Fall of 2011 marked the opening of some new schools, or the re-opening of some old schools: RainierView and Viewlands. Queen Anne Elementary moved into their permanent building. North-end elementary APP moved out of Lowell and is housed at Lincoln until a permanent location can be found. The District created a new APP IB program at Ingraham.
The District has dropped their commitment to preserve choice by setting aside 10% of the seats at attendance area high schools for out-of-area students. That commitment was simply repealed. Out of area students can only gain access to attendance area high schools on a space available basis, just like elementary and middle schools. No seats will be held to provide choice and, given the errors in sizing the attendance areas, no seats will be available for out-of-area students at a number of schools. Similarly, the District has found that they are having trouble keeping promises of set-aside seats to other populations as well. Spectrum students cannot gain access to programs, special education programs have been re-located out of popular schools - despite promises that this would not happen.
The Death of Spectrum

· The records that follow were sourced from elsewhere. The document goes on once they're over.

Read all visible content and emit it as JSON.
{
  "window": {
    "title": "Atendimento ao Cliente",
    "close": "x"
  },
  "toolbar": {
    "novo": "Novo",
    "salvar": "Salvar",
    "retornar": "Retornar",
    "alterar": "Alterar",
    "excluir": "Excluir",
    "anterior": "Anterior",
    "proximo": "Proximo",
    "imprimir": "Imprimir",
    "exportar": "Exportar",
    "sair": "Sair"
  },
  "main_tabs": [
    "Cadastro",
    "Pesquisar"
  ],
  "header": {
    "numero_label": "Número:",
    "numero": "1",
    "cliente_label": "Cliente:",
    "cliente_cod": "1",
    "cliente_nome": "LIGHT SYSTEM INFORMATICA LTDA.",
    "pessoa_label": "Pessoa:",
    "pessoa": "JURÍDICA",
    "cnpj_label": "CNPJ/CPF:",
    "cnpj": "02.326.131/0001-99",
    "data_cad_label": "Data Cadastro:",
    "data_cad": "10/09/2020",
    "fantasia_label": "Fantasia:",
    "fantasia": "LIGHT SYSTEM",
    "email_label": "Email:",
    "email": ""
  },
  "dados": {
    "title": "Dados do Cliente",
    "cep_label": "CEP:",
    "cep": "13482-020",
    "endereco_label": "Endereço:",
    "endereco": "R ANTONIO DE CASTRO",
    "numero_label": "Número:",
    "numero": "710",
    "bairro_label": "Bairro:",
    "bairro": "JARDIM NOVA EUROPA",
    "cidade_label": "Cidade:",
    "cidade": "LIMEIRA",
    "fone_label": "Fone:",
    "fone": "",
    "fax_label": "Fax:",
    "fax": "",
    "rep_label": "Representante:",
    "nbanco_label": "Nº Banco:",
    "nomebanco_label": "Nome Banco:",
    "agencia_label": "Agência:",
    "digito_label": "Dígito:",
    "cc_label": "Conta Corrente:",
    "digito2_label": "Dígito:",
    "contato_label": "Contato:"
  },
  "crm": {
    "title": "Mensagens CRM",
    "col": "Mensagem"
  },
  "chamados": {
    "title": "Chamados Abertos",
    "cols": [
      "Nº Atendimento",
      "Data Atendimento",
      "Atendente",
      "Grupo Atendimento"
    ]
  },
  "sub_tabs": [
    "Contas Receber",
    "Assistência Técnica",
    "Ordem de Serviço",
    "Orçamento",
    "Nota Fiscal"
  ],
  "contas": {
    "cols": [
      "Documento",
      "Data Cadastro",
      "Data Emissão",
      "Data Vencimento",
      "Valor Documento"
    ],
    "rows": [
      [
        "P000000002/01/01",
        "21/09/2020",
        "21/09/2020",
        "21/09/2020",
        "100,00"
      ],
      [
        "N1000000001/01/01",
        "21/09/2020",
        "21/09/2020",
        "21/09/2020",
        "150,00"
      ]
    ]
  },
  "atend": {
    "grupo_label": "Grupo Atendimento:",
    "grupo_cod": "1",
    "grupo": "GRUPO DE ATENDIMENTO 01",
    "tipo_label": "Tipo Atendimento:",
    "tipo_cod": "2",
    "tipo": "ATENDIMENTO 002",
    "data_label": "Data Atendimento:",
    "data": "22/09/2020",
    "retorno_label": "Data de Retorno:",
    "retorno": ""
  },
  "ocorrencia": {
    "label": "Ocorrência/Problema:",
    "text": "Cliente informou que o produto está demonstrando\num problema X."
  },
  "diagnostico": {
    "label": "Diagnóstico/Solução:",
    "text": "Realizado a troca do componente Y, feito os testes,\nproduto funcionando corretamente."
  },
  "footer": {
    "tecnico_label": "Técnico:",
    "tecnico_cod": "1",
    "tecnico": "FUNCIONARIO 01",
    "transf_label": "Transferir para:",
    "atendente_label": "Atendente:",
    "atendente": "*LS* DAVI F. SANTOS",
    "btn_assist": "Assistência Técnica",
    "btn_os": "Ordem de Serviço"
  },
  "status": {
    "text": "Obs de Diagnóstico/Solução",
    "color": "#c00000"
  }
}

Speaking of Spectrum, the District effectively killed it this year by allowing Lawton and Wedgwood to re-define it so that it is no different from an A.L.O. The self-contained classroom was the program's distinguishing feature; now it has none. Spectrum's end was triggered by the District's failure (refusal?) to right-size attendance areas around the program. When the District had to accept every single student from the attendance area, without regard to how full the school already was, it squeezed out the flexibility that allowed the schools to create self-contained Spectrum classes. In response, these two schools - with more to follow - swept away the self-contained model. The District not only approved the change, they codified it by amending their description of Spectrum to include it. Spectrum is dead. While families have always had the option of an inclusive classroom for their high performing students, and that option continues to be available, the option of a self-contained classroom is going away.